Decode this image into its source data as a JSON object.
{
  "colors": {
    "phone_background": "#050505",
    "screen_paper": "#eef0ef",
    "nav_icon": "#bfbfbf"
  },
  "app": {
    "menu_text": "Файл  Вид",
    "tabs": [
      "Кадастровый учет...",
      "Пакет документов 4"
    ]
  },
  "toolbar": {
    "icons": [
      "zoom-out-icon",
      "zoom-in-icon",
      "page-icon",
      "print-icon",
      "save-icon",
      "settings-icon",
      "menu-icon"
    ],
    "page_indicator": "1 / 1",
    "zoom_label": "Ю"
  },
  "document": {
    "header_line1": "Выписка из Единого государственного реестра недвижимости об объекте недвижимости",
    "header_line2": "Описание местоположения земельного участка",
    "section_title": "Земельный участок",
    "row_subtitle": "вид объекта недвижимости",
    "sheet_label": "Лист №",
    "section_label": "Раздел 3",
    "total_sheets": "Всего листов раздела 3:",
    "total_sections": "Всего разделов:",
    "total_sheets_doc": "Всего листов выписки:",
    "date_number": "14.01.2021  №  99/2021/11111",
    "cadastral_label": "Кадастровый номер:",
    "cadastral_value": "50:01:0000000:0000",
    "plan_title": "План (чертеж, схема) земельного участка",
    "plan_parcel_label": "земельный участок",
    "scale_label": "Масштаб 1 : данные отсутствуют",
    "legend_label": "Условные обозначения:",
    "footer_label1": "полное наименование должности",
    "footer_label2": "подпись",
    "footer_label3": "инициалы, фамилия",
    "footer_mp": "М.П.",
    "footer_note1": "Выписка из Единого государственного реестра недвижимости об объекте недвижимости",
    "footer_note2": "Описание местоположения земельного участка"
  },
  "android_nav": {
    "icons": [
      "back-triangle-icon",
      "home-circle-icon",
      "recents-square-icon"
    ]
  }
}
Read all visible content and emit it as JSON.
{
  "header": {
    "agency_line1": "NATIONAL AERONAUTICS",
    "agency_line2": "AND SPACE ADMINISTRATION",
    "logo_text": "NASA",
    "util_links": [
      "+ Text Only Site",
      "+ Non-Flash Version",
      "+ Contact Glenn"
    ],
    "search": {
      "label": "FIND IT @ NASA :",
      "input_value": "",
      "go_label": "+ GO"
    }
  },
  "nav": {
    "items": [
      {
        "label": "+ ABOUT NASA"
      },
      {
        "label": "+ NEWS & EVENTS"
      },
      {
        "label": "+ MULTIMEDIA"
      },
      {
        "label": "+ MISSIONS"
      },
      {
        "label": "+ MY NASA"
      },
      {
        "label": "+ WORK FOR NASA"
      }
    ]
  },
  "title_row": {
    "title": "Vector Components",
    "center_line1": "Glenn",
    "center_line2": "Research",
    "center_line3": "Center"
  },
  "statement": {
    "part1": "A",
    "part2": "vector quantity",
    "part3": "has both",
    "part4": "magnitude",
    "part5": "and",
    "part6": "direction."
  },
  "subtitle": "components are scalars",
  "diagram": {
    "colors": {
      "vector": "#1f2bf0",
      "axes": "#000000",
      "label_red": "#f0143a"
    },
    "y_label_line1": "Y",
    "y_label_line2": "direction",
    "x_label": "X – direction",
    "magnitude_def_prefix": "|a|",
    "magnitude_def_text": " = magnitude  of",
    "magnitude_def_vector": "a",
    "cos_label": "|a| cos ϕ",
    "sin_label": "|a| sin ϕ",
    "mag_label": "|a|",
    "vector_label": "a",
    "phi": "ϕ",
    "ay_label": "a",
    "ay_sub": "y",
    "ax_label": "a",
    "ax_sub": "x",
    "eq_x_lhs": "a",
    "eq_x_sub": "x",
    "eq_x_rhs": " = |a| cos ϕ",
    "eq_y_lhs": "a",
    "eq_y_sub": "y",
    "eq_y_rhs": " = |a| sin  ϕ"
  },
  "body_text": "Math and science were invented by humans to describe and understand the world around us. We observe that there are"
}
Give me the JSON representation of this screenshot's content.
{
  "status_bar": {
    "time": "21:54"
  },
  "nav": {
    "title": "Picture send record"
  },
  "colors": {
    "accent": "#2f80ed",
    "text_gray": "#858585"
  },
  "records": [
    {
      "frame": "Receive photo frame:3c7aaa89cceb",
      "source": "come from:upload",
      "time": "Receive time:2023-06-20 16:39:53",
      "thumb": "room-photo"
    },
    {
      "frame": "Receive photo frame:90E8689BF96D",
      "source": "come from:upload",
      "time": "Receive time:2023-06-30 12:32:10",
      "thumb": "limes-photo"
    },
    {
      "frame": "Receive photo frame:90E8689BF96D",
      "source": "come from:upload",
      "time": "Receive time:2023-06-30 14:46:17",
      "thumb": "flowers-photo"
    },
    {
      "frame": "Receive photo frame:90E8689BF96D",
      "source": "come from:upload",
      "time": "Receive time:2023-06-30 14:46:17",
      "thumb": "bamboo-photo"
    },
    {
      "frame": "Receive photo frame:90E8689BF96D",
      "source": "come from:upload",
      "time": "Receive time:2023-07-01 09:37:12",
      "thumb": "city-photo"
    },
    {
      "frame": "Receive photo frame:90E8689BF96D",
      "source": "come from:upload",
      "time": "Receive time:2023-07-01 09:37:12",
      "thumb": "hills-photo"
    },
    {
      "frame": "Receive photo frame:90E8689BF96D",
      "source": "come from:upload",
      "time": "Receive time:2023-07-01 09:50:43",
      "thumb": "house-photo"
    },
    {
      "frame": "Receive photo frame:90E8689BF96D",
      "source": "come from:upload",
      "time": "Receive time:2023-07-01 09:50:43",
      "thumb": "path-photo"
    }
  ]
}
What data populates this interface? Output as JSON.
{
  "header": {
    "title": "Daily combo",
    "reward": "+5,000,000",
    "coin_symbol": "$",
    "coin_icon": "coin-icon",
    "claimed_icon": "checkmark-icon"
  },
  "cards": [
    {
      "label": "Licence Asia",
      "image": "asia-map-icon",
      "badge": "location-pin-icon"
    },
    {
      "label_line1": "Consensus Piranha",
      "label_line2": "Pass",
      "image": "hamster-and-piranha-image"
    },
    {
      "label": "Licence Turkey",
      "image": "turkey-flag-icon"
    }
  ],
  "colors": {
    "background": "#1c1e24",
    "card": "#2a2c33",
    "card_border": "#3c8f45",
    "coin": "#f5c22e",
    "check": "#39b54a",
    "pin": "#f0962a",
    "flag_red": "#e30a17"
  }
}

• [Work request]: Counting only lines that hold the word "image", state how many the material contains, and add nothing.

• [Response area]: 4